* **Input data**
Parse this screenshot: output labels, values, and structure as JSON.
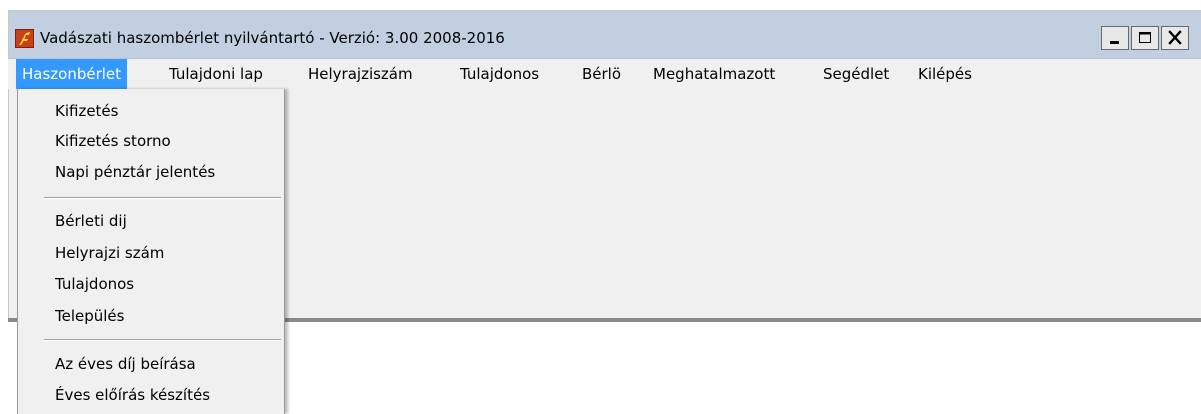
{
  "window": {
    "title": "Vadászati haszombérlet nyilvántartó - Verzió: 3.00 2008-2016",
    "icon": "app-logo-icon",
    "controls": {
      "minimize": "minimize-icon",
      "maximize": "maximize-icon",
      "close": "close-icon"
    }
  },
  "menubar": {
    "items": [
      {
        "label": "Haszonbérlet",
        "active": true
      },
      {
        "label": "Tulajdoni lap"
      },
      {
        "label": "Helyrajziszám"
      },
      {
        "label": "Tulajdonos"
      },
      {
        "label": "Bérlö"
      },
      {
        "label": "Meghatalmazott"
      },
      {
        "label": "Segédlet"
      },
      {
        "label": "Kilépés"
      }
    ]
  },
  "dropdown": {
    "groups": [
      [
        "Kifizetés",
        "Kifizetés storno",
        "Napi pénztár jelentés"
      ],
      [
        "Bérleti dij",
        "Helyrajzi szám",
        "Tulajdonos",
        "Település"
      ],
      [
        "Az éves díj beírása",
        "Éves előírás készítés"
      ]
    ]
  },
  "colors": {
    "titlebar": "#c1cfe0",
    "menu_highlight": "#3399ff",
    "window_bg": "#f0f0f0",
    "app_icon": "#c8401a"
  }
}
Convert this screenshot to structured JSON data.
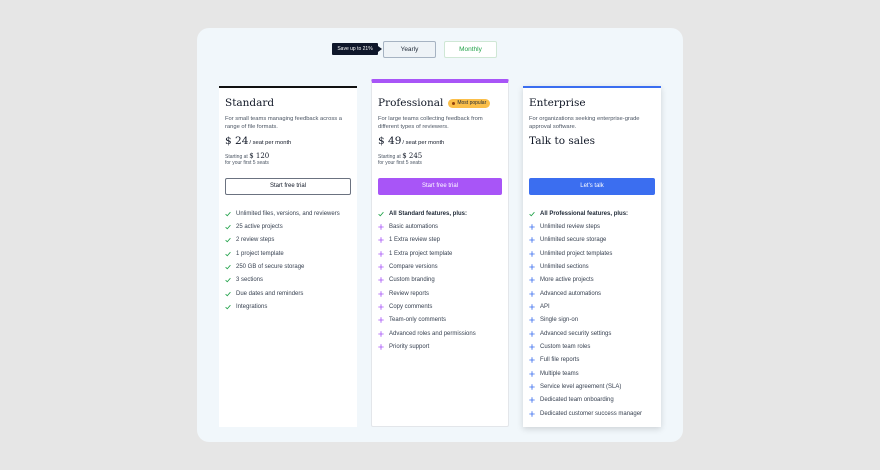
{
  "toggle": {
    "badge": "Save up to 21%",
    "yearly": "Yearly",
    "monthly": "Monthly"
  },
  "colors": {
    "green": "#22a34a",
    "purple": "#a855f7",
    "blue": "#3b6ef0"
  },
  "plans": [
    {
      "title": "Standard",
      "desc": "For small teams managing feedback across a range of file formats.",
      "price": "$ 24",
      "per": "/ seat per month",
      "starting_prefix": "Starting at",
      "starting_amount": "$ 120",
      "first_seats": "for your first 5 seats",
      "cta": "Start free trial",
      "features": [
        {
          "text": "Unlimited files, versions, and reviewers",
          "icon": "check-icon"
        },
        {
          "text": "25 active projects",
          "icon": "check-icon"
        },
        {
          "text": "2 review steps",
          "icon": "check-icon"
        },
        {
          "text": "1 project template",
          "icon": "check-icon"
        },
        {
          "text": "250 GB of secure storage",
          "icon": "check-icon"
        },
        {
          "text": "3 sections",
          "icon": "check-icon"
        },
        {
          "text": "Due dates and reminders",
          "icon": "check-icon"
        },
        {
          "text": "Integrations",
          "icon": "check-icon"
        }
      ]
    },
    {
      "title": "Professional",
      "badge": "Most popular",
      "desc": "For large teams collecting feedback from different types of reviewers.",
      "price": "$ 49",
      "per": "/ seat per month",
      "starting_prefix": "Starting at",
      "starting_amount": "$ 245",
      "first_seats": "for your first 5 seats",
      "cta": "Start free trial",
      "features": [
        {
          "text": "All Standard features, plus:",
          "icon": "check-icon",
          "strong": true
        },
        {
          "text": "Basic automations",
          "icon": "plus-icon"
        },
        {
          "text": "1 Extra review step",
          "icon": "plus-icon"
        },
        {
          "text": "1 Extra project template",
          "icon": "plus-icon"
        },
        {
          "text": "Compare versions",
          "icon": "plus-icon"
        },
        {
          "text": "Custom branding",
          "icon": "plus-icon"
        },
        {
          "text": "Review reports",
          "icon": "plus-icon"
        },
        {
          "text": "Copy comments",
          "icon": "plus-icon"
        },
        {
          "text": "Team-only comments",
          "icon": "plus-icon"
        },
        {
          "text": "Advanced roles and permissions",
          "icon": "plus-icon"
        },
        {
          "text": "Priority support",
          "icon": "plus-icon"
        }
      ]
    },
    {
      "title": "Enterprise",
      "desc": "For organizations seeking enterprise-grade approval software.",
      "talk": "Talk to sales",
      "cta": "Let's talk",
      "features": [
        {
          "text": "All Professional features, plus:",
          "icon": "check-icon",
          "strong": true
        },
        {
          "text": "Unlimited review steps",
          "icon": "plus-icon"
        },
        {
          "text": "Unlimited secure storage",
          "icon": "plus-icon"
        },
        {
          "text": "Unlimited project templates",
          "icon": "plus-icon"
        },
        {
          "text": "Unlimited sections",
          "icon": "plus-icon"
        },
        {
          "text": "More active projects",
          "icon": "plus-icon"
        },
        {
          "text": "Advanced automations",
          "icon": "plus-icon"
        },
        {
          "text": "API",
          "icon": "plus-icon"
        },
        {
          "text": "Single sign-on",
          "icon": "plus-icon"
        },
        {
          "text": "Advanced security settings",
          "icon": "plus-icon"
        },
        {
          "text": "Custom team roles",
          "icon": "plus-icon"
        },
        {
          "text": "Full file reports",
          "icon": "plus-icon"
        },
        {
          "text": "Multiple teams",
          "icon": "plus-icon"
        },
        {
          "text": "Service level agreement (SLA)",
          "icon": "plus-icon"
        },
        {
          "text": "Dedicated team onboarding",
          "icon": "plus-icon"
        },
        {
          "text": "Dedicated customer success manager",
          "icon": "plus-icon"
        }
      ]
    }
  ]
}
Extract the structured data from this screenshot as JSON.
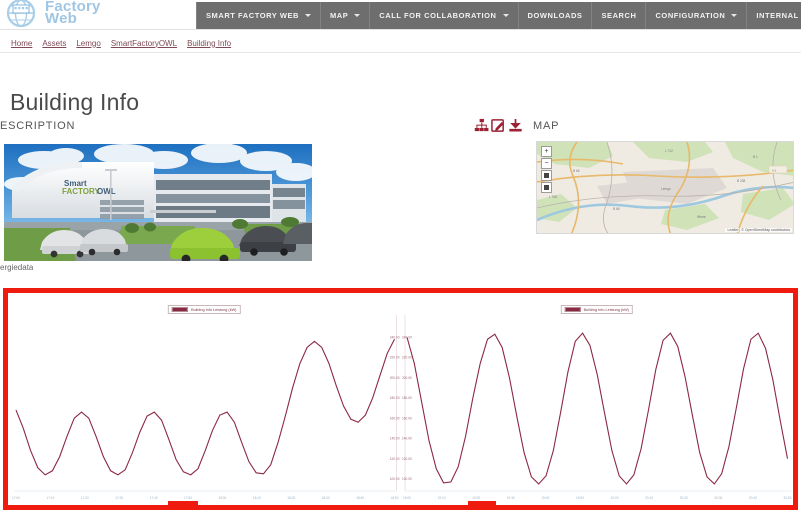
{
  "header": {
    "brand_line1": "Factory",
    "brand_line2": "Web",
    "logo_icon": "globe-factory-logo-icon",
    "nav": [
      {
        "label": "SMART FACTORY WEB",
        "has_caret": true,
        "icon": "chevron-down-icon"
      },
      {
        "label": "MAP",
        "has_caret": true,
        "icon": "chevron-down-icon"
      },
      {
        "label": "CALL FOR COLLABORATION",
        "has_caret": true,
        "icon": "chevron-down-icon"
      },
      {
        "label": "DOWNLOADS",
        "has_caret": false,
        "icon": ""
      },
      {
        "label": "SEARCH",
        "has_caret": false,
        "icon": ""
      },
      {
        "label": "CONFIGURATION",
        "has_caret": true,
        "icon": "chevron-down-icon"
      },
      {
        "label": "INTERNAL",
        "has_caret": true,
        "icon": "chevron-down-icon"
      }
    ]
  },
  "breadcrumb": [
    {
      "label": "Home"
    },
    {
      "label": "Assets"
    },
    {
      "label": "Lemgo"
    },
    {
      "label": "SmartFactoryOWL"
    },
    {
      "label": "Building Info"
    }
  ],
  "page": {
    "title": "Building Info"
  },
  "sections": {
    "description_heading": "ESCRIPTION",
    "map_heading": "MAP",
    "description_caption": "ergiedata"
  },
  "toolbar": {
    "icons": [
      {
        "name": "sitemap-icon",
        "glyph": "sitemap"
      },
      {
        "name": "edit-icon",
        "glyph": "pencil-square"
      },
      {
        "name": "download-icon",
        "glyph": "download"
      }
    ]
  },
  "photo": {
    "alt": "SmartFactoryOWL building exterior",
    "building_label": "SmartFactoryOWL"
  },
  "map": {
    "zoom_in_label": "+",
    "zoom_out_label": "−",
    "layers_label": "layers-icon",
    "attribution": "Leaflet | © OpenStreetMap contributors"
  },
  "colors": {
    "navbar_bg": "#6e6e6e",
    "brand_blue": "#9fc6e4",
    "annotation_red": "#ee1b0e",
    "series_line": "#8b2942",
    "link": "#7d4a55"
  },
  "chart_data": [
    {
      "type": "line",
      "title": "",
      "legend": [
        "Building Info Leistung   (kW)"
      ],
      "legend_position": "top-center",
      "grid": false,
      "xlabel": "",
      "ylabel": "",
      "ylim": [
        90,
        260
      ],
      "y_ticks": [
        100,
        120,
        140,
        160,
        180,
        200,
        220,
        240
      ],
      "x_ticks": [
        "17:00",
        "17:10",
        "17:20",
        "17:30",
        "17:40",
        "17:50",
        "18:00",
        "18:10",
        "18:20",
        "18:30",
        "18:40",
        "18:50"
      ],
      "series": [
        {
          "name": "Building Info Leistung   (kW)",
          "color": "#8b2942",
          "values": [
            168,
            150,
            128,
            111,
            104,
            108,
            122,
            142,
            160,
            166,
            160,
            142,
            122,
            108,
            104,
            109,
            126,
            146,
            162,
            166,
            158,
            139,
            119,
            107,
            104,
            110,
            128,
            148,
            163,
            166,
            156,
            136,
            117,
            106,
            105,
            114,
            136,
            162,
            190,
            214,
            230,
            236,
            230,
            214,
            192,
            172,
            159,
            156,
            163,
            180,
            202,
            224,
            238
          ]
        }
      ]
    },
    {
      "type": "line",
      "title": "",
      "legend": [
        "Building Info Leistung   (kW)"
      ],
      "legend_position": "top-center",
      "grid": false,
      "xlabel": "",
      "ylabel": "",
      "ylim": [
        90,
        260
      ],
      "y_ticks": [
        100,
        120,
        140,
        160,
        180,
        200,
        220,
        240
      ],
      "x_ticks": [
        "19:00",
        "19:10",
        "19:20",
        "19:30",
        "19:40",
        "19:50",
        "20:00",
        "20:10",
        "20:20",
        "20:30",
        "20:40",
        "20:50"
      ],
      "series": [
        {
          "name": "Building Info Leistung   (kW)",
          "color": "#8b2942",
          "values": [
            240,
            214,
            176,
            138,
            110,
            96,
            97,
            112,
            142,
            180,
            214,
            238,
            243,
            230,
            200,
            162,
            126,
            102,
            95,
            103,
            128,
            166,
            206,
            236,
            244,
            232,
            203,
            165,
            128,
            103,
            95,
            104,
            130,
            168,
            208,
            237,
            244,
            231,
            201,
            163,
            126,
            102,
            95,
            105,
            132,
            170,
            209,
            238,
            244,
            229,
            198,
            158,
            120
          ]
        }
      ]
    }
  ]
}
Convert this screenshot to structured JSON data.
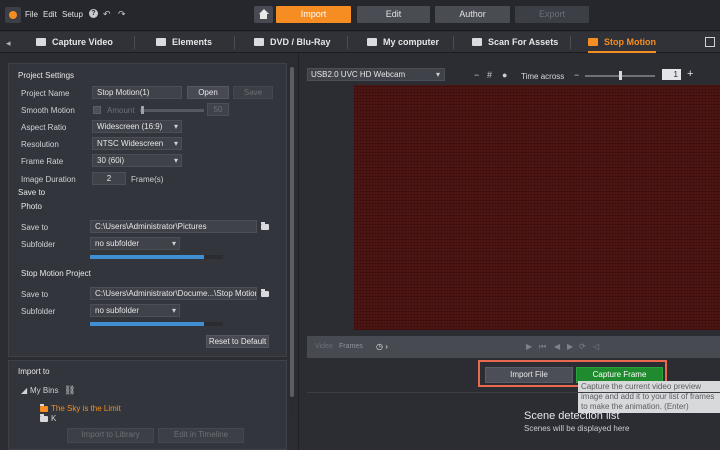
{
  "menu": {
    "file": "File",
    "edit": "Edit",
    "setup": "Setup"
  },
  "top_tabs": {
    "import": "Import",
    "edit": "Edit",
    "author": "Author",
    "export": "Export"
  },
  "sub_tabs": {
    "capture_video": "Capture Video",
    "elements": "Elements",
    "dvd": "DVD / Blu-Ray",
    "my_computer": "My computer",
    "scan": "Scan For Assets",
    "stop_motion": "Stop Motion"
  },
  "project": {
    "heading": "Project Settings",
    "name_label": "Project Name",
    "name_value": "Stop Motion(1)",
    "open_btn": "Open",
    "save_btn": "Save",
    "smooth_label": "Smooth Motion",
    "amount_label": "Amount",
    "amount_value": "50",
    "aspect_label": "Aspect Ratio",
    "aspect_value": "Widescreen (16:9)",
    "resolution_label": "Resolution",
    "resolution_value": "NTSC Widescreen",
    "framerate_label": "Frame Rate",
    "framerate_value": "30 (60i)",
    "duration_label": "Image Duration",
    "duration_value": "2",
    "duration_unit": "Frame(s)"
  },
  "save_to": {
    "heading": "Save to",
    "photo_heading": "Photo",
    "photo_save_label": "Save to",
    "photo_path": "C:\\Users\\Administrator\\Pictures",
    "photo_subfolder_label": "Subfolder",
    "photo_subfolder_value": "no subfolder",
    "photo_progress": 0.86,
    "smp_heading": "Stop Motion Project",
    "smp_save_label": "Save to",
    "smp_path": "C:\\Users\\Administrator\\Docume...\\Stop Motion",
    "smp_subfolder_label": "Subfolder",
    "smp_subfolder_value": "no subfolder",
    "smp_progress": 0.86,
    "reset_btn": "Reset to Default"
  },
  "import_to": {
    "heading": "Import to",
    "bins_label": "My Bins",
    "bin_active": "The Sky is the Limit",
    "bin_other": "K",
    "import_library_btn": "Import to Library",
    "edit_timeline_btn": "Edit in Timeline"
  },
  "capture": {
    "webcam": "USB2.0 UVC HD Webcam",
    "time_across_label": "Time across",
    "time_across_value": "1",
    "zoom_level": 0.5,
    "video_label": "Video",
    "frames_label": "Frames",
    "import_file_btn": "Import File",
    "capture_frame_btn": "Capture Frame",
    "tooltip": "Capture the current video preview image and add it to your list of frames to make the animation. (Enter)"
  },
  "scene": {
    "title": "Scene detection list",
    "subtitle": "Scenes will be displayed here"
  },
  "colors": {
    "accent": "#f58d22",
    "capture_green": "#1f8a2e",
    "highlight": "#e8694f",
    "preview": "#4e1513"
  },
  "icons": [
    "home-icon",
    "help-icon",
    "undo-icon",
    "redo-icon",
    "camera-icon",
    "film-icon",
    "disc-icon",
    "folder-icon",
    "search-icon",
    "stop-motion-icon",
    "expand-icon",
    "clock-icon",
    "play-icon"
  ]
}
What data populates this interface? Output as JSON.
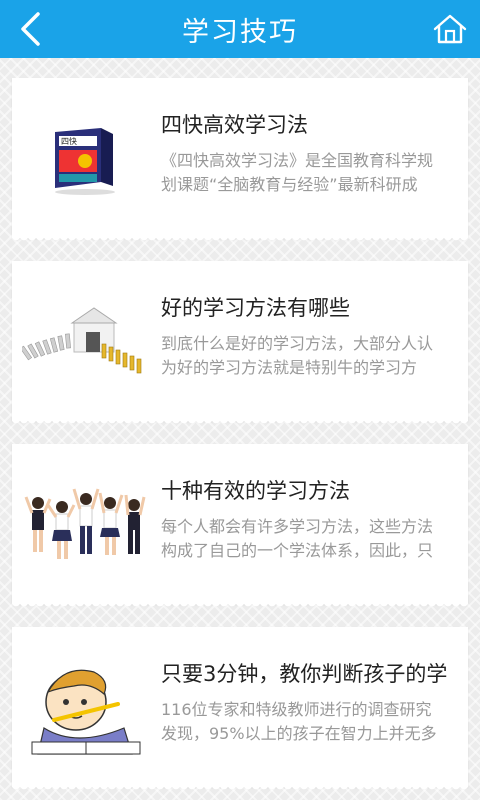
{
  "header": {
    "title": "学习技巧",
    "back_icon": "chevron-left-icon",
    "home_icon": "home-icon",
    "color": "#1aa3e8"
  },
  "articles": [
    {
      "title": "四快高效学习法",
      "desc_line1": "《四快高效学习法》是全国教育科学规",
      "desc_line2": "划课题“全脑教育与经验”最新科研成",
      "thumb_label": "四快"
    },
    {
      "title": "好的学习方法有哪些",
      "desc_line1": "到底什么是好的学习方法，大部分人认",
      "desc_line2": "为好的学习方法就是特别牛的学习方"
    },
    {
      "title": "十种有效的学习方法",
      "desc_line1": "每个人都会有许多学习方法，这些方法",
      "desc_line2": "构成了自己的一个学法体系，因此，只"
    },
    {
      "title": "只要3分钟，教你判断孩子的学",
      "desc_line1": "116位专家和特级教师进行的调查研究",
      "desc_line2": "发现，95%以上的孩子在智力上并无多"
    }
  ]
}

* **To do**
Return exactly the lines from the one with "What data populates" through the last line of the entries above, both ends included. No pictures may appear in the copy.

* **Task result**
What data populates this interface? Output as JSON.
{
  "header": {
    "title": "学习技巧",
    "back_icon": "chevron-left-icon",
    "home_icon": "home-icon",
    "color": "#1aa3e8"
  },
  "articles": [
    {
      "title": "四快高效学习法",
      "desc_line1": "《四快高效学习法》是全国教育科学规",
      "desc_line2": "划课题“全脑教育与经验”最新科研成",
      "thumb_label": "四快"
    },
    {
      "title": "好的学习方法有哪些",
      "desc_line1": "到底什么是好的学习方法，大部分人认",
      "desc_line2": "为好的学习方法就是特别牛的学习方"
    },
    {
      "title": "十种有效的学习方法",
      "desc_line1": "每个人都会有许多学习方法，这些方法",
      "desc_line2": "构成了自己的一个学法体系，因此，只"
    },
    {
      "title": "只要3分钟，教你判断孩子的学",
      "desc_line1": "116位专家和特级教师进行的调查研究",
      "desc_line2": "发现，95%以上的孩子在智力上并无多"
    }
  ]
}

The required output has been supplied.